▼▼▼

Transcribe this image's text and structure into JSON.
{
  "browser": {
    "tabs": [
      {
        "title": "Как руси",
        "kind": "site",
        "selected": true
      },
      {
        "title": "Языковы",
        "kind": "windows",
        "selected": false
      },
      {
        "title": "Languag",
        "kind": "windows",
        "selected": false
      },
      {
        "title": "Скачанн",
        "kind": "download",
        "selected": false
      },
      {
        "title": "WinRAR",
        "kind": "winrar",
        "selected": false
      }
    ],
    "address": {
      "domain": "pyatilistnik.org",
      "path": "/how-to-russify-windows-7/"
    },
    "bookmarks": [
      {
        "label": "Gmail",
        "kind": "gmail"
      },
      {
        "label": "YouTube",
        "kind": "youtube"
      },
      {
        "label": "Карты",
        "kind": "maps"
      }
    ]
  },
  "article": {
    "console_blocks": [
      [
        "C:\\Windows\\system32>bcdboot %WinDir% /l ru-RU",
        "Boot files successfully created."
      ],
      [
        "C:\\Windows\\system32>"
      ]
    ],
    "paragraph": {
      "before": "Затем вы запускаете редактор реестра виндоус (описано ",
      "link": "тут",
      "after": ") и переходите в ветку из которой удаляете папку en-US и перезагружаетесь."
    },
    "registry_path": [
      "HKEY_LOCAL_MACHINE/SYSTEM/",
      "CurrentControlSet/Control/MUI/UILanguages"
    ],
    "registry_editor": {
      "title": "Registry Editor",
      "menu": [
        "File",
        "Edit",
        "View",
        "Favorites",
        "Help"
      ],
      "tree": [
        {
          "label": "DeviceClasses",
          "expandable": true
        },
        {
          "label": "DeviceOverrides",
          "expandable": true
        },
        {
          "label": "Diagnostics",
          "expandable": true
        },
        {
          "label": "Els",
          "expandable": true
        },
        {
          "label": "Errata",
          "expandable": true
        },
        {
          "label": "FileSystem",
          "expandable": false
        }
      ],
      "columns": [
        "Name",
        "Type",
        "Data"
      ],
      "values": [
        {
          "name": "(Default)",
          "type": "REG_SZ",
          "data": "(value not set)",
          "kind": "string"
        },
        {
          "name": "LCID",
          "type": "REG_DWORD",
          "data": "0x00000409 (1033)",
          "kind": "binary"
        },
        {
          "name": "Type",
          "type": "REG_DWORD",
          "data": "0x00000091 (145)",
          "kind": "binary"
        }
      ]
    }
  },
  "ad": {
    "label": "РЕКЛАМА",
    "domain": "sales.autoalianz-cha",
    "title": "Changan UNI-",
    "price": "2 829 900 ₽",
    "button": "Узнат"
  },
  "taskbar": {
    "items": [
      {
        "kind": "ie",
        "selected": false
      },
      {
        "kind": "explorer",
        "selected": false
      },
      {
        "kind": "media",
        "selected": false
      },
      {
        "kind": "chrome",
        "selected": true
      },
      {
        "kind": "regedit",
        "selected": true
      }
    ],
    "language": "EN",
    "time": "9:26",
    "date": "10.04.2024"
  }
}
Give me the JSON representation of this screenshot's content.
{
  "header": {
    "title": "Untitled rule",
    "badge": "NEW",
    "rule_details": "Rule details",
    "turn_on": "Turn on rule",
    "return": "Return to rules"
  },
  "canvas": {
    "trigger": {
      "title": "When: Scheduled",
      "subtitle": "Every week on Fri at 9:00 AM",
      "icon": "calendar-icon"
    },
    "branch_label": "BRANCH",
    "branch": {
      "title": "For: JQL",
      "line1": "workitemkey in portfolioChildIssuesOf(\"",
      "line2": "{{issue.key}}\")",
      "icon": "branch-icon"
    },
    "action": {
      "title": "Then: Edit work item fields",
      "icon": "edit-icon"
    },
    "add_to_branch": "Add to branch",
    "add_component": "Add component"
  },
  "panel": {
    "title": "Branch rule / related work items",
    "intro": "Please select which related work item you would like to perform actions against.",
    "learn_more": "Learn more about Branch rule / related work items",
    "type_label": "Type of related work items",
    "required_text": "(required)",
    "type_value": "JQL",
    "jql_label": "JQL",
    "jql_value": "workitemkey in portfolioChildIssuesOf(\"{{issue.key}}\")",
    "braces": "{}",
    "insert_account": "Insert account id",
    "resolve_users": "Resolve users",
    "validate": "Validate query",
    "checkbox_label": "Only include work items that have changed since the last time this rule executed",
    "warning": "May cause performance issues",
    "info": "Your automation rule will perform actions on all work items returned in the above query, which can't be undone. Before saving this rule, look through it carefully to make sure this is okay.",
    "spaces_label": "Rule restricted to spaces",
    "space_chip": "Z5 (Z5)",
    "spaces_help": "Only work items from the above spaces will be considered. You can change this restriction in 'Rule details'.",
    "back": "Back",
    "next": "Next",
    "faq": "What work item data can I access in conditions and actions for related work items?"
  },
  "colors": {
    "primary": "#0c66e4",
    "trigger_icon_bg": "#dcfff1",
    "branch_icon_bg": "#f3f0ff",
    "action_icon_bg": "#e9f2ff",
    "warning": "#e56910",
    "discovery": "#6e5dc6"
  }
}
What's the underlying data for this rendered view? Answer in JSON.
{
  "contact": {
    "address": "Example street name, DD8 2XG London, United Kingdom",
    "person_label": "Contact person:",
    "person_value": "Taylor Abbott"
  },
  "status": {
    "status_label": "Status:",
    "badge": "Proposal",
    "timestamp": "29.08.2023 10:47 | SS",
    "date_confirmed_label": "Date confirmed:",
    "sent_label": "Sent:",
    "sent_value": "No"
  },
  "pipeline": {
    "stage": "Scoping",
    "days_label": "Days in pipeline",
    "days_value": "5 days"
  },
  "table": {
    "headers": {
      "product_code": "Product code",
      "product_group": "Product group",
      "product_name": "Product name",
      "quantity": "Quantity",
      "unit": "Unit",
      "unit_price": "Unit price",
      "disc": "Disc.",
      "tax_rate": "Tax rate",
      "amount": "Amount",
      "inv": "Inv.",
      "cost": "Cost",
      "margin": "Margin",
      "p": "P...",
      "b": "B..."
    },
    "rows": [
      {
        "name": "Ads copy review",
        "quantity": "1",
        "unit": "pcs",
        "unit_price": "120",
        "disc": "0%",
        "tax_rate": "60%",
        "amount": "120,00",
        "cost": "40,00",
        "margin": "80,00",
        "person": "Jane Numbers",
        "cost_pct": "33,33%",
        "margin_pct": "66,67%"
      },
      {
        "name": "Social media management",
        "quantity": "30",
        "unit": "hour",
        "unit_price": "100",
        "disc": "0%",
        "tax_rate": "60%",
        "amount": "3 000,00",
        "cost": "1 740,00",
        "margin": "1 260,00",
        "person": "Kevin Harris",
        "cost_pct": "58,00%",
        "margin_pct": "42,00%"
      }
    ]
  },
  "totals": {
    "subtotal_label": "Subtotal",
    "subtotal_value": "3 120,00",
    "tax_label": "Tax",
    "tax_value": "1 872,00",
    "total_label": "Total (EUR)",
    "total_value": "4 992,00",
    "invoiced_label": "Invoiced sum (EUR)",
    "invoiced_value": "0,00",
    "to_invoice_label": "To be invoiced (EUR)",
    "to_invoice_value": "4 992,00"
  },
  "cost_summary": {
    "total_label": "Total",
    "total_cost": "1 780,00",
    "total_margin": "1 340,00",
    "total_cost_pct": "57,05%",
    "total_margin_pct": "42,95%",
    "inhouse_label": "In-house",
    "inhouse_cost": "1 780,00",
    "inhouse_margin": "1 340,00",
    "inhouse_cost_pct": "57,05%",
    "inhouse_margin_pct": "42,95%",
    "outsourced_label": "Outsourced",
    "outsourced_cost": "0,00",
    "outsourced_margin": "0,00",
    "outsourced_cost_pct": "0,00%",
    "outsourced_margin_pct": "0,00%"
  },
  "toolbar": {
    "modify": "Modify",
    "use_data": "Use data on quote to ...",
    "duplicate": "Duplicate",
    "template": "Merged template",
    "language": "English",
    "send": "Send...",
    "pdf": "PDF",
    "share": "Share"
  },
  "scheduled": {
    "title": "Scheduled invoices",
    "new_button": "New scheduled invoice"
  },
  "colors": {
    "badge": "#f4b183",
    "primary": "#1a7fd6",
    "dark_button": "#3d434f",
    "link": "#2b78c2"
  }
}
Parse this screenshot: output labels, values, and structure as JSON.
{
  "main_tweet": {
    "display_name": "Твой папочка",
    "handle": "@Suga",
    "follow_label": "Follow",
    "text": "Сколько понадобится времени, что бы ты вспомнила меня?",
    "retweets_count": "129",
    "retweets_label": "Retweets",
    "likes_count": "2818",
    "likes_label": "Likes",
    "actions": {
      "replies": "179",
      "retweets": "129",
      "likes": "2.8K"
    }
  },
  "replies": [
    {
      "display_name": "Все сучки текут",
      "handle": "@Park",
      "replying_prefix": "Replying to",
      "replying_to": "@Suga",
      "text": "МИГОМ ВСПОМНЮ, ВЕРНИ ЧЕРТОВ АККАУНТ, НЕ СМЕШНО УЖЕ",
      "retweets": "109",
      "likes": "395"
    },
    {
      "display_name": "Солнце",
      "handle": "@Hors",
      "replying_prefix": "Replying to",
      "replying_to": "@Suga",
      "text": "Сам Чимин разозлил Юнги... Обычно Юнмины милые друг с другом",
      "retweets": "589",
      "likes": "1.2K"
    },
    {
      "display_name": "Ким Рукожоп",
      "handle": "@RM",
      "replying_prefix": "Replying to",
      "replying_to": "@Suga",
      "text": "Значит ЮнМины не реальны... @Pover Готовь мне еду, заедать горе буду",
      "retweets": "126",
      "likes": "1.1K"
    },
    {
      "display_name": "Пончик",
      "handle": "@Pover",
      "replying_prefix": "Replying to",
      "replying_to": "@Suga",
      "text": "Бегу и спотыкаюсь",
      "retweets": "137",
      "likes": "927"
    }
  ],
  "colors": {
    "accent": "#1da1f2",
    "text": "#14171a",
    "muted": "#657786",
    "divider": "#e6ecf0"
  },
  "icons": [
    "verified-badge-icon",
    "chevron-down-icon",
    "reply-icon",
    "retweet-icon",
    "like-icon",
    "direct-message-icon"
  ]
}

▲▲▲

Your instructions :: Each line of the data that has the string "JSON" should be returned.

Answer to this problem ::
Transcribe this image's text and structure into JSON.
Give me the JSON representation of this screenshot's content.
What's the underlying data for this rendered view? Answer in JSON.
Parse this screenshot: output labels, values, and structure as JSON.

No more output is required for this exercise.